There is a huge selection of luggage on the market today. Not only are there many different brands, there are also a vast number of styles and features. It sometimes is hard to choose, the options are many: luxury, fashion, hard side, soft side, two wheeled, spinners, and lightweight luggage (to name a few). It is a little overwhelming to say the least but at some point you are going to have to decide what is the most important feature before buying that next piece of luggage.
“Lightweight” happens to be a huge selling point in the industry right now with all the extra fees airlines are charging for checked bags. Lightweight is also a very important feature if you have a bad back or a screwed up neck or travel so much that you do not want to end up with one. The bottom line, if you are one of those travelers where every ounce counts when it comes to your bag, lightweight might just be that “most important” feature and it’s time to check out International Traveller’s World’s Lightest Luggage!
IT’s World’s Lightest Luggage comes in many different sizes and colors but all of the bags are made with the patented design that includes an incredibly strong fiber-glass structure and a sturdy high-tensile exterior fabric. These uprights have broad, easy-grip locking handles and internal floor compartments that lie flat for maximum packing space (a rarity for most bags on the market today). Each of the bags also have a large front pocket that provides extra storage space and top and side handles that make them easy to lift. Maneuverability is also a breeze with the smooth and quiet eight wheel spinner design.
Think of it as practicing preventative and fiscally responsible travel, try the world’s lightest luggage today!

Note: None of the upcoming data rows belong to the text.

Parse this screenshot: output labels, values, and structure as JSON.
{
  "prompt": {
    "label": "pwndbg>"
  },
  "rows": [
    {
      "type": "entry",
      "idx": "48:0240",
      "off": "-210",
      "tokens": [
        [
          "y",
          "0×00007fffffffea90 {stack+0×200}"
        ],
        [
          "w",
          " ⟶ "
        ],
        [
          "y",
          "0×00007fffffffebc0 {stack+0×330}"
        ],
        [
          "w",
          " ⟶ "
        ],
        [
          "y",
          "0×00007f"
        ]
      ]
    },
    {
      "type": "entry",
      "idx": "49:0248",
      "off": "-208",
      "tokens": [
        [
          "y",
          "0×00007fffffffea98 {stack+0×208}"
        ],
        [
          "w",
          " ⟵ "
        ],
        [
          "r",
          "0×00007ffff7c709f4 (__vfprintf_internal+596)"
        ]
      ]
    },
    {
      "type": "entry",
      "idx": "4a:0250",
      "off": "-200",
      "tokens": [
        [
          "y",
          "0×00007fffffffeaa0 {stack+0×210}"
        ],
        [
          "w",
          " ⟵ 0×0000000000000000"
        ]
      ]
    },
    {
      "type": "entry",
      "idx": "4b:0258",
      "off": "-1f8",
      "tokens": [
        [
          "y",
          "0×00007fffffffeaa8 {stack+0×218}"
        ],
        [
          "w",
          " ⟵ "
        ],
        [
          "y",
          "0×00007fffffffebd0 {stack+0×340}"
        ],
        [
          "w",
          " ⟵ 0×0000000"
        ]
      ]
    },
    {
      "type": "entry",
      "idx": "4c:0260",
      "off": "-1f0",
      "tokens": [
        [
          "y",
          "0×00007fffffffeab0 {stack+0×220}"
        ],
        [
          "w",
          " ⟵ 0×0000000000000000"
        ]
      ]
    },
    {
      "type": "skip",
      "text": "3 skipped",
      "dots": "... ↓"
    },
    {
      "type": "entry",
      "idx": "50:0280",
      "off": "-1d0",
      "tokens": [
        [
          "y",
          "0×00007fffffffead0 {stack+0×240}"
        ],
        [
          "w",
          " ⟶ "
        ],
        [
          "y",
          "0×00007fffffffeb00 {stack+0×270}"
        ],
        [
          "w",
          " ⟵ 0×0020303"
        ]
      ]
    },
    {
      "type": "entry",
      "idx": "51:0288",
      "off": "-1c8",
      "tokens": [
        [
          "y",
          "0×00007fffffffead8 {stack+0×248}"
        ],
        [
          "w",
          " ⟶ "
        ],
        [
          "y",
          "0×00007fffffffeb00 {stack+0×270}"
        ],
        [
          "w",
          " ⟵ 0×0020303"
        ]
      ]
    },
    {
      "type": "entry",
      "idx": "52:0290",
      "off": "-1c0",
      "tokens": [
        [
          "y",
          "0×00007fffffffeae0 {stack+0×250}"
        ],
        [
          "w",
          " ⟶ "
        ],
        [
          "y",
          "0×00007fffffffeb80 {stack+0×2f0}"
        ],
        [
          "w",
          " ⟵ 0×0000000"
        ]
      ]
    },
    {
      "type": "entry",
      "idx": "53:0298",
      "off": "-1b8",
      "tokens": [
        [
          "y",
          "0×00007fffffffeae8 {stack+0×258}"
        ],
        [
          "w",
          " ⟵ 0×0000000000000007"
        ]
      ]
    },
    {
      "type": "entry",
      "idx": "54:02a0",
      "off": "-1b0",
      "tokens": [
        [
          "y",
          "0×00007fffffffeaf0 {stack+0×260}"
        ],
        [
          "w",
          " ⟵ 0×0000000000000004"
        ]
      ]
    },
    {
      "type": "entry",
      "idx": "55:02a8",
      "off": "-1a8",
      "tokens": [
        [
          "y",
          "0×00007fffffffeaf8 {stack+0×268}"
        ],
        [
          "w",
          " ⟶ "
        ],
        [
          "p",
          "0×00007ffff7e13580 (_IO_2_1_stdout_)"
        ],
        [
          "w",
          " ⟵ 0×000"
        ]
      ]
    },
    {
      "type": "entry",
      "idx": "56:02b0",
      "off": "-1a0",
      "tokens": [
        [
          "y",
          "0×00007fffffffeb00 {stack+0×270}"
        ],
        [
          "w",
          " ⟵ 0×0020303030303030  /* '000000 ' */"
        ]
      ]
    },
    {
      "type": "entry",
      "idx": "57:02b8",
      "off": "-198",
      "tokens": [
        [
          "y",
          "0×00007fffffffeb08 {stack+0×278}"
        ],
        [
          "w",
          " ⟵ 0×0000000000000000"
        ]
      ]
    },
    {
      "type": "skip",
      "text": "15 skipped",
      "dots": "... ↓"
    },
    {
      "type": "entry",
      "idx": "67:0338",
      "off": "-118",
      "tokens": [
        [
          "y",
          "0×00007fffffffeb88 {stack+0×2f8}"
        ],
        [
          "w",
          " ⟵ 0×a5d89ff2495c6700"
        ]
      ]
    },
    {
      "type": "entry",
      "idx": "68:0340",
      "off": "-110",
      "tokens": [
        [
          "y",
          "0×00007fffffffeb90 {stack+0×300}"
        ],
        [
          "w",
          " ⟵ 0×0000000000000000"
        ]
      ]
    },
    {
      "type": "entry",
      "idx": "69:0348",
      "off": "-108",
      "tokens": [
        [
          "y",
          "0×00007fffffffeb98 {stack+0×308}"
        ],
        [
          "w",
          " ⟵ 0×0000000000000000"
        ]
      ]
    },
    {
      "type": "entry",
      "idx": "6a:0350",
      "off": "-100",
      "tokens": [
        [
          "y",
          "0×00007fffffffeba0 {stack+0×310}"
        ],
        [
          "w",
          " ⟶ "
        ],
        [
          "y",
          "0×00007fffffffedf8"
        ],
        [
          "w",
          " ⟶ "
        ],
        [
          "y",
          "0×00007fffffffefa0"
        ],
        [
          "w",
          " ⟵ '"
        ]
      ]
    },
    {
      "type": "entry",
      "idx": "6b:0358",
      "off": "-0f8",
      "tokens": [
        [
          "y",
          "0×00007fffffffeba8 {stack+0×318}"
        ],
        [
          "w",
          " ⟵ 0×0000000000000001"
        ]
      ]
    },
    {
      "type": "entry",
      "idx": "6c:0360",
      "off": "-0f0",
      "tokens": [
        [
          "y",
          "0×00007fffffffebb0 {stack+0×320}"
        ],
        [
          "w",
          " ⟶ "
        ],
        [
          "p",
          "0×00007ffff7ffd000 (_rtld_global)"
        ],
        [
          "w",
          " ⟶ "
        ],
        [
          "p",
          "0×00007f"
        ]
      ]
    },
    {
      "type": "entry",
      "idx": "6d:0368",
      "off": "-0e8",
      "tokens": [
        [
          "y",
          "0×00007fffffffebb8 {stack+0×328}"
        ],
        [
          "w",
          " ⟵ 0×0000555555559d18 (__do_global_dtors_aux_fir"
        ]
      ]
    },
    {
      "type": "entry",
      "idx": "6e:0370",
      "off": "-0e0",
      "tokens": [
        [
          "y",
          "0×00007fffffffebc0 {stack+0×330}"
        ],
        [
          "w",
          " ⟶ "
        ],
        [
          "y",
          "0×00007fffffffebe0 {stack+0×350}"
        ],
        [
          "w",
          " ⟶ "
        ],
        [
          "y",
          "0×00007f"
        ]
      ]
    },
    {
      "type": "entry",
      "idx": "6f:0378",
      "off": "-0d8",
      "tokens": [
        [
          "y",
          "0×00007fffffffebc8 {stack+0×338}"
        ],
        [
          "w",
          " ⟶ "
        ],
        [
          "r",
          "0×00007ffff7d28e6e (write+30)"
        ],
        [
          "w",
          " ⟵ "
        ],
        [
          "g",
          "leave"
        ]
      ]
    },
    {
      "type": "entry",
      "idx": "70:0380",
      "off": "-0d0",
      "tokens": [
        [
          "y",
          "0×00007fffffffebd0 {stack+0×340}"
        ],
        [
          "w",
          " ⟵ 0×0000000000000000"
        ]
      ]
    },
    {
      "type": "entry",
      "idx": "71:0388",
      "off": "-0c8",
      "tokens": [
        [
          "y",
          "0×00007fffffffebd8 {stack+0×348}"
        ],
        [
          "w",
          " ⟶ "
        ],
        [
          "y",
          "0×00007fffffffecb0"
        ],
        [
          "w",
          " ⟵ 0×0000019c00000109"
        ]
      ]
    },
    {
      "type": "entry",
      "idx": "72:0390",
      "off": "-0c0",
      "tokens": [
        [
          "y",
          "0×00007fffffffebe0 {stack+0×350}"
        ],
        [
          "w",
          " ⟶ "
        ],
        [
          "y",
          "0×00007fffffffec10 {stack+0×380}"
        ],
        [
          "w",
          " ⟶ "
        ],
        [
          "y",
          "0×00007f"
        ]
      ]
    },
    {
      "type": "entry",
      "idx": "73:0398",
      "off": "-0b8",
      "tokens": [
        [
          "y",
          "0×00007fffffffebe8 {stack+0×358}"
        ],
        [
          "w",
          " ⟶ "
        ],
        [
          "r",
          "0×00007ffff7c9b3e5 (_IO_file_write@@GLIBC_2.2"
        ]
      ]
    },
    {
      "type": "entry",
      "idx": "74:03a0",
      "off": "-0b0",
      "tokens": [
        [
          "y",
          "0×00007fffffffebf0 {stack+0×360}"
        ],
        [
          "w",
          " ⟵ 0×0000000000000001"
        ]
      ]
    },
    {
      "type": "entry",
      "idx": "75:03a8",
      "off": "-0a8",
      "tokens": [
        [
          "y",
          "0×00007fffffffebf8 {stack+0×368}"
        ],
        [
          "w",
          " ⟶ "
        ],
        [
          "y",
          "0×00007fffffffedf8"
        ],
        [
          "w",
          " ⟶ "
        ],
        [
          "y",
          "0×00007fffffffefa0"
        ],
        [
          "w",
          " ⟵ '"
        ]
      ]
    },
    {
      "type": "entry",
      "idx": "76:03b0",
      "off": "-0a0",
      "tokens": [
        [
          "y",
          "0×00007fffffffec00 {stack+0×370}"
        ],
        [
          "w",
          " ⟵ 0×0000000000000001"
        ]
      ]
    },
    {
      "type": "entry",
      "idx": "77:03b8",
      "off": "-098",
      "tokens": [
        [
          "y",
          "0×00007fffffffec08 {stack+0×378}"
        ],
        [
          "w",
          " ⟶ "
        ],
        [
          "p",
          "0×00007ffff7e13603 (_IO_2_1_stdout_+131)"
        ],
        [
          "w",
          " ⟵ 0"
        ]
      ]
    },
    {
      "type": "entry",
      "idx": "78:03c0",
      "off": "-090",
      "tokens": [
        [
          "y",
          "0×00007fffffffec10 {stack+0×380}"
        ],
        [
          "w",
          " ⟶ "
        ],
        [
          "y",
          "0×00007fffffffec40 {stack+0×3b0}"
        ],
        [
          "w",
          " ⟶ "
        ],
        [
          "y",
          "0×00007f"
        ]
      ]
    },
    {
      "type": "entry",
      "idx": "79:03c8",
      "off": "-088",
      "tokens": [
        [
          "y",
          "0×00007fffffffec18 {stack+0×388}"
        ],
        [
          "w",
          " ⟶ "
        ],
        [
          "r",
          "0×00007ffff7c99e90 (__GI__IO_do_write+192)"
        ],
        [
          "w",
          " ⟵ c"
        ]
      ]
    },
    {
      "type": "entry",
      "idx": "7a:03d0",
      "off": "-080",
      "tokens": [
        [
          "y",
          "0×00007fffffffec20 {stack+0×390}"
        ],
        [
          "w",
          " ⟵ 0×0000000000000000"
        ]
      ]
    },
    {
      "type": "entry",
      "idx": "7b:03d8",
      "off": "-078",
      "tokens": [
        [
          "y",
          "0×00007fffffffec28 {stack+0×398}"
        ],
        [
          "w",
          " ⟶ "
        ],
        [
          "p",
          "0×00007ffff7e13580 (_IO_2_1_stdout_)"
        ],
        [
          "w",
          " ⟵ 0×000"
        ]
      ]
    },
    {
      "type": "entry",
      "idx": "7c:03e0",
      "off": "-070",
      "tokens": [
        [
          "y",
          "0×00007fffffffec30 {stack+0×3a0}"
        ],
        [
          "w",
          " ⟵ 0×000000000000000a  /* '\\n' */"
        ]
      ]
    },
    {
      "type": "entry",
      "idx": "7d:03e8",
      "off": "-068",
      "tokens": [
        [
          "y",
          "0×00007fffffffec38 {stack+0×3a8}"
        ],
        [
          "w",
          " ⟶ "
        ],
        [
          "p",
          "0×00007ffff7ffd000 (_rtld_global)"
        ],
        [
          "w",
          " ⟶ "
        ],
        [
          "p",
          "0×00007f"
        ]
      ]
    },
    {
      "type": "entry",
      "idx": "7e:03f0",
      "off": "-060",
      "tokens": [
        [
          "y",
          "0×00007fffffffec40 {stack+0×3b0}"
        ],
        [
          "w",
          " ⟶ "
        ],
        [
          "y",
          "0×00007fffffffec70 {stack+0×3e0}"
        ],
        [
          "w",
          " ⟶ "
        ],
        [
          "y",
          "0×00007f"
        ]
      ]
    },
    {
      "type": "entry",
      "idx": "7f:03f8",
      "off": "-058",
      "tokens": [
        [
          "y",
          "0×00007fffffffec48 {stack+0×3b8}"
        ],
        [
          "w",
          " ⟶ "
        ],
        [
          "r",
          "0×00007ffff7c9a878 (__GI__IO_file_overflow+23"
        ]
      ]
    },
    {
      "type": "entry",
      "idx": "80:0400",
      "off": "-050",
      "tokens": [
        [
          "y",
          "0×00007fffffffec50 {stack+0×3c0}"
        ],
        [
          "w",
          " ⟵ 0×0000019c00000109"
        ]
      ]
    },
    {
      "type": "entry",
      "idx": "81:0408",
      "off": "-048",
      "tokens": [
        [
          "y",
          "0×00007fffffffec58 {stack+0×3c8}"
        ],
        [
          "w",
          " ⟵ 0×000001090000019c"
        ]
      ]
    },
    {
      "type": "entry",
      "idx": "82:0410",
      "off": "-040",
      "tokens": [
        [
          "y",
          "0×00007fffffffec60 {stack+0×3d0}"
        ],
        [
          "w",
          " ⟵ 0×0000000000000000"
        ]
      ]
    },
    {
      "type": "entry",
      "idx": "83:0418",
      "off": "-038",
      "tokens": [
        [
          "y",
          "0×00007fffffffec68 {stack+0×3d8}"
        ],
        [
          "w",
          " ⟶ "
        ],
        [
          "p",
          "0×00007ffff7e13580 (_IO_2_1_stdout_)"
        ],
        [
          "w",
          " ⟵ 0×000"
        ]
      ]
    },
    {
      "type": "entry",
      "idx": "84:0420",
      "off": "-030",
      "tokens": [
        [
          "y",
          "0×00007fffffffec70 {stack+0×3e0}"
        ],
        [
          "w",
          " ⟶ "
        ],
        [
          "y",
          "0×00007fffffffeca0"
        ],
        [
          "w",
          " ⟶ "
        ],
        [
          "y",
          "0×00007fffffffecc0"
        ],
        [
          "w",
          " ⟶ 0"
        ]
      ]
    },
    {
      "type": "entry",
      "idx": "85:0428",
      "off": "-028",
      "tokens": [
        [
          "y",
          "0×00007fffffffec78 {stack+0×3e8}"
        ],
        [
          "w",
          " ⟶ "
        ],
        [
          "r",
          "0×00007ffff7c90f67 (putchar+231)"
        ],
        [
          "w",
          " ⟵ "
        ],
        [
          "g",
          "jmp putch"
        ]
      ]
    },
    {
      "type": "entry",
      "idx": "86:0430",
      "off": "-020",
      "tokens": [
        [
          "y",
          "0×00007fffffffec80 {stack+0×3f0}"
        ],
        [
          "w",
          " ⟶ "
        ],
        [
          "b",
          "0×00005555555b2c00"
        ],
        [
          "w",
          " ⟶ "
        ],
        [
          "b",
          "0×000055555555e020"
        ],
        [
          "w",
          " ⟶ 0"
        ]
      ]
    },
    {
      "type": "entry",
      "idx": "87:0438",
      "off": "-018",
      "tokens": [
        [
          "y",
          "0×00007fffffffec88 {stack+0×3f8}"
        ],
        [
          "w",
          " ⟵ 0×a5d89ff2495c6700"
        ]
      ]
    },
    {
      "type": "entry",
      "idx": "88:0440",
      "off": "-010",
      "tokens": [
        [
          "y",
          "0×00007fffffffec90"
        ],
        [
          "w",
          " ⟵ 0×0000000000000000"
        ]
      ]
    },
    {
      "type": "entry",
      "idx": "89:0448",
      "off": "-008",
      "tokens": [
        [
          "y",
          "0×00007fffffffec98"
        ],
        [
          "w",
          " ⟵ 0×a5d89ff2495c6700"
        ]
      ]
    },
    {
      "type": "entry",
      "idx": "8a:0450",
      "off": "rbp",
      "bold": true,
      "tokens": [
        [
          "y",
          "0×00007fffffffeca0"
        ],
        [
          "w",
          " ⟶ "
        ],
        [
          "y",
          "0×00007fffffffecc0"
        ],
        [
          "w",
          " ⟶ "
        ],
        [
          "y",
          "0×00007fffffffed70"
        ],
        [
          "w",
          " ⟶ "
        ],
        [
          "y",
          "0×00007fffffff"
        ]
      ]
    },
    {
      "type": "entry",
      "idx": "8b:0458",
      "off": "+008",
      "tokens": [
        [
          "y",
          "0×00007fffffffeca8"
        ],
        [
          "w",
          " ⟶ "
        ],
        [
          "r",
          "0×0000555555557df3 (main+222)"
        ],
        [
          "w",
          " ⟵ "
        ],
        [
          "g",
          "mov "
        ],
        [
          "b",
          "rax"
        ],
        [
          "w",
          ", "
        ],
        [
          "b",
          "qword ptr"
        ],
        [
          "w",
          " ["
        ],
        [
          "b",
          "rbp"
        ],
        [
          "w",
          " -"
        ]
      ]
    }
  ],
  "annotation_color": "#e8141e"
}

What are the odds they’ll lose my luggage?
It’s only a two…three… hour delay.
We’re just going to circle for ten minutes.
We’ve all been there and heard that before. We’ve stood around bag claim watching that same blue duffel make its rounds on the conveyor belt. Yours has to be the next one. An hour later- no such luck. So much of traveling is never in our control. The one thing that always is? Your carry on. Take an extra 15 minutes and put some effort into it. You will not regret it. To help out, we’ve compiled the ultimate list of items you should always have in that carry on bag.
- Complete change of clothes. Complete. As in: top, bottom, socks and undergarments.
- Chargers. We’re talking phones, iPads, tablets, kindles, computers, shavers. Let’s be honest- your phone dying just might be worse than losing your luggage.
- Headphones. The baby crying behind you. The grandparents in front of you bragging about their grandson: he’s a doctor, you know. You need to plug in and block it out.
- Toothbrush & toothpaste. Enough said.
- Face wipes. Whether it’s a long or short flight, nothing feels more refreshing than being able to clean up a little bit.
- Big comfy scarf. Airplanes are always freezing. Always. Wrap up and settle in. Plus, it works as in instant outfit update.
- Meds. Not worth the risk of losing them in your luggage. Get them all, too. Sleeping aids, cough relievers, daily vitamins.
- Eye necessities. You have 20/20 vision? Great. But for the rest of us, we need our eye drops, glasses and an extra pair of contacts. Nothing worse than waking up from a nap in the sky and blinking out a contact without a spare.
- Gum. Your ears will thank you.
- Wild card reward. This looks different for everyone. For my best friend, it’s a piece of chocolate. For me, it’s my lucky heart shaped crystal. Throw in something small that makes you smile. Maybe it will help you through some rough turbulence. Maybe it will help you stay calm before meeting his family. No matter the case, you deserve a little treat.
Now that you have everything you need to go in the bag, do you have a quality carry on? We’ll help you out with that, too.